The government has a fiscal plan that invests responsibly, including an increase to base program spending by an average annual rate of 5.1 per cent over the next three years. With investments in health care, education and critical infrastructure, the 2022 Budget delivers a recovery plan that includes eliminating Ontario’s deficit two years earlier than projected in the 2021 Budget.

Economic outlook

Thanks in part to the government’s unprecedented measures to protect jobs and the economy, Ontario has made significant progress towards recovering from the COVID-19 pandemic. Ontario’s real gross domestic product (GDP) increased 4.3 per cent in 2021, and employment rose by 344,800 net jobs in 2021 or 4.9 per cent, the strongest annual pace of job growth on record.

After declining by 355,300 in 2020, due to the significant impact of COVID-19 on the province, employment in Ontario rose by 344,800 in 2021, with the majority of the gains in full-time positions and in the private sector. As of March 2022, employment has recovered to 228,300 above the pre-pandemic level.

Ontario’s real GDP is projected to increase by 3.7 per cent in 2022, 3.1 per cent in 2023, and then growth is expected to moderate to 2.0 per cent in 2024 and 1.9 per cent in 2025. For the purposes of prudent fiscal planning, these projections are slightly below the average of private-sector forecasts.

Additional economic indicators have also rebounded significantly from their pandemic lows, including wholesale trade, retail sales, manufacturing sales and merchandise exports.

Fiscal overview

Ontario’s 2021–22 deficit is projected to be $13.5 billion — $19.6 billion lower than the outlook published in the 2021 Budget. With its investments in health care, education and critical infrastructure over the medium term, the government is projecting deficits of $19.9 billion in 2022–23, declining to $12.3 billion in 2023–24, and to $7.6 billion in 2024–25. The 2022 Budget deficit outlook represents a significant improvement compared to the outlook published in the 2021 Budget.

Due to the government’s prudent and responsible approach to fiscal planning, the net debt-to-GDP ratio is projected to be 40.7 per cent in 2021–22, 8.1 percentage points lower than the 48.8 per cent forecast presented in the 2021 Budget. Over the medium-term outlook, Ontario’s net debt-to-GDP is now forecast to be 41.4 per cent in 2022–23 and 2023–24, and declining to 41.3 per cent in 2024–25.
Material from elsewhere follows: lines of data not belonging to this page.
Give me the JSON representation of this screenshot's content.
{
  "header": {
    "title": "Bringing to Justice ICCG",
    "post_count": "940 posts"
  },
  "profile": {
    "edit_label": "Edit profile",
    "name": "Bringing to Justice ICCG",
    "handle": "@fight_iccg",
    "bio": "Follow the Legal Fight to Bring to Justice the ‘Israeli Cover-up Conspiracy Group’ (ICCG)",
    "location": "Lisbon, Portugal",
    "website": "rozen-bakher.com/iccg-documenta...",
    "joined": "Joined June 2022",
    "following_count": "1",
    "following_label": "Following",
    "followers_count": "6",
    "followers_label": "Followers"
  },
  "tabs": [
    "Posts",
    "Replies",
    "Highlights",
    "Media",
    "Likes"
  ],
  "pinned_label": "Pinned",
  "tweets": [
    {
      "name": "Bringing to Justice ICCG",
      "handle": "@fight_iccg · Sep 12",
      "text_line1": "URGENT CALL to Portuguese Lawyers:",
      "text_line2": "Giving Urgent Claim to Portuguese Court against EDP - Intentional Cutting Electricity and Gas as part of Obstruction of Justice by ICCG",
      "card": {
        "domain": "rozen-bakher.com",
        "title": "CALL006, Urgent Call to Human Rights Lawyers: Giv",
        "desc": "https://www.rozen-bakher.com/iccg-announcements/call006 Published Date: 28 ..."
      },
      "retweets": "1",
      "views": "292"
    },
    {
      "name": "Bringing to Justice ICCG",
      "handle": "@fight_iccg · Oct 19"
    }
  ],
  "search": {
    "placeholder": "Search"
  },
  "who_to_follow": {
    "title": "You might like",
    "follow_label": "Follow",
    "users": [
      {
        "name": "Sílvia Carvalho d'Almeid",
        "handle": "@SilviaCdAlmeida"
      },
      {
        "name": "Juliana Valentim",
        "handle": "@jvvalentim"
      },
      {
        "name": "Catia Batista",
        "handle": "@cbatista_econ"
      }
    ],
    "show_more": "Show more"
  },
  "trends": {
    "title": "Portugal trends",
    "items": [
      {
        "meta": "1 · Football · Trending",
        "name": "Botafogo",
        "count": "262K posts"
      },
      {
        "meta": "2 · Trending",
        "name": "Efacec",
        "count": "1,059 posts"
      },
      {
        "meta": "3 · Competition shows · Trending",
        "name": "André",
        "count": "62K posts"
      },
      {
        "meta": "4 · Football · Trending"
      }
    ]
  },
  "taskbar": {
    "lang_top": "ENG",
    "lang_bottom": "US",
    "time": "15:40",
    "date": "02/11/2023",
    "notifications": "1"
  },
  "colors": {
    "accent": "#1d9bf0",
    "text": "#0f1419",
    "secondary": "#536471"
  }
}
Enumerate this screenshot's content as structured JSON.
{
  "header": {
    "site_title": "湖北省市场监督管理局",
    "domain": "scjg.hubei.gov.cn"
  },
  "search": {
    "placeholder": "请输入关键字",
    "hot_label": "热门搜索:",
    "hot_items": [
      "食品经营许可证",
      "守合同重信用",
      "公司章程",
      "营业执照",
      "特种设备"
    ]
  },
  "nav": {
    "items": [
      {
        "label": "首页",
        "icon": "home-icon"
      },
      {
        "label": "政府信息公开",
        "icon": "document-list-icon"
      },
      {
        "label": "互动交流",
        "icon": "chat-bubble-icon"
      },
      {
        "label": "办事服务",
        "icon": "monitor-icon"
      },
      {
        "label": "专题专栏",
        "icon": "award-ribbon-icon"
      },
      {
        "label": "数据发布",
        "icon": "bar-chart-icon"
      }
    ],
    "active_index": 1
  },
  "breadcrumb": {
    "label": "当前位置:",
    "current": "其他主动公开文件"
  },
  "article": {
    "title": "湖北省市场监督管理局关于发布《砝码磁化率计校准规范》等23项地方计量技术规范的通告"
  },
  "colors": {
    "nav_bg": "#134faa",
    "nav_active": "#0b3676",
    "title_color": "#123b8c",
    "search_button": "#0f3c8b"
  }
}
The government continues to demonstrate its commitment to transparency through the release of its sixteenth quarterly financial update. For the fourth year in a row, the Auditor General of Ontario has provided a clean audit opinion on Ontario’s 2020–21 consolidated financial statements.

Updated: April 28, 2022
Published: April 28, 2022